The initiative brings together physicians, social workers, peer-recovery mentors and community addiction providers to address addiction when patients are admitted to the hospital. Since its inception in 2015, the program has served more than 1,950 people hospitalized at OHSU.

The national opioid epidemic spiraled out of control following widespread prescribing of powerful pain medications beginning in the 1990s. Since then, it has often been viewed as a public health crisis afflicting rural, suburban and affluent communities that are largely white.

Englander said the new study suggests that a singular focus on opioids may cause clinicians to overlook complexity of issues facing many populations, including people of color, who may also use other substances.

"Centering on opioids centers on whiteness," Englander said. "Understanding the complexity of people's substance use patterns is really important to honoring their experience and developing systems that support their needs."

Researchers say the finding further reinforces earlier research showing that hospitalization is an important time to offer treatment to people with substance use disorder, even if they are not seeking treatment for addiction when they come to the hospital.
Support for the research was provided by the National Institute on Drug Abuse of the National Institutes of Health, grant award UG1DA015815, R01DA037441, and F30 DA044700UG; and the Oregon Clinical and Translational Research Institute through funding from the National Center for Research Resources of the NIH, grant award UL1TR002369.

Oregon Health & Science University

Related Addiction Articles from Brightsurf:

Opioid addiction treatment is more widely available, but only for adults
Primary care providers have expanded access to buprenorphine for adults, but use of the opioid addiction treatment has decreased among the youngest patients, find researchers at Columbia University.

Is video game addiction real?
A recent six-year study, the longest study ever done on video game addiction, found that about 90% of gamers do not play in a way that is harmful or causes negative long-term consequences.

Eating disorders linked to exercise addiction
New research shows that exercise addiction is nearly four times more common amongst people with an eating disorder.

Co-addiction of meth and opioids hinders treatment
A study published in the Journal of Substance Abuse Treatment found that methamphetamine use was associated with more than twice the risk for dropping out of treatment for opioid-use disorder.

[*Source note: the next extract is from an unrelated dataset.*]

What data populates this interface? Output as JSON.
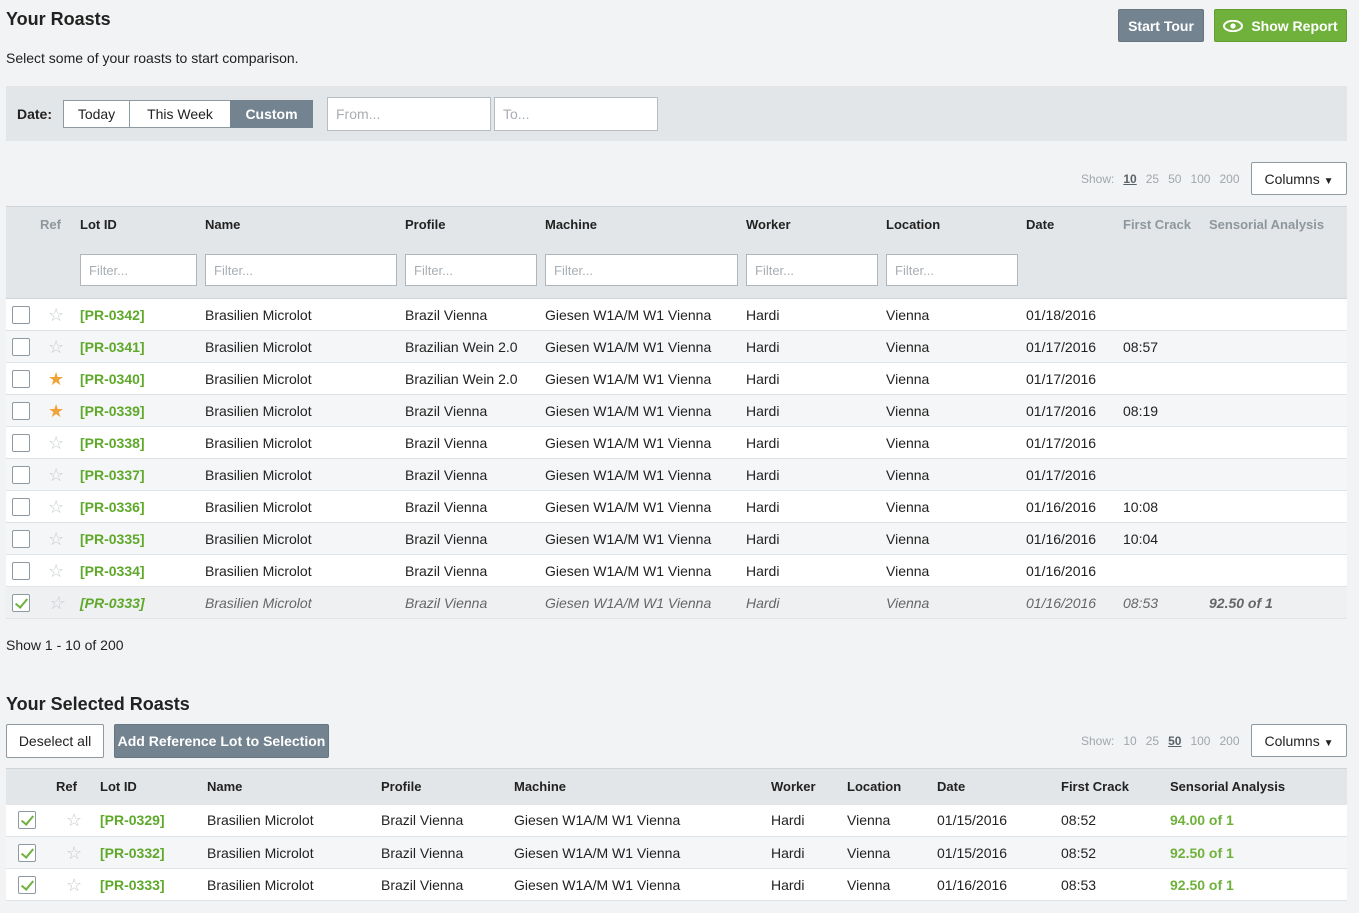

New tool to assess digital addiction in children
A new study developed and validated a tool for assessing children's overall addiction to digital devices.

Addiction intervention in hospital is a 'reachable moment'
Patients who meet an addiction medicine consult team while they're in the hospital are twice as likely to participate in treatment for substance use disorder after they go home, according to new research.

How stress leads to Facebook addiction
Friends on social media such as Facebook can be a great source of comfort during periods of stress.

Systematic review of food addiction as measured with the Yale Food Addiction Scale
The aim of this paper was to review the clinical significance of food addiction diagnoses made with the Yale Food Addiction Scale (YFAS) and to discuss the results in light of the current debate on behavioral addictions.

Drugs of abuse: Identifying the addiction circuit
What happens in the brain of a compulsive drug user?

Pancreatic cancer's addiction could be its end
Researchers at CSHL have discovered that an inappropriately produced protein may be why some pancreatic cancer patients die exceptionally early.

Read More: Addiction News and Addiction Current Events
Brightsurf.com is a participant in the Amazon Services LLC Associates Program, an affiliate advertising program designed to provide a means for sites to earn advertising fees by advertising and linking to Amazon.com.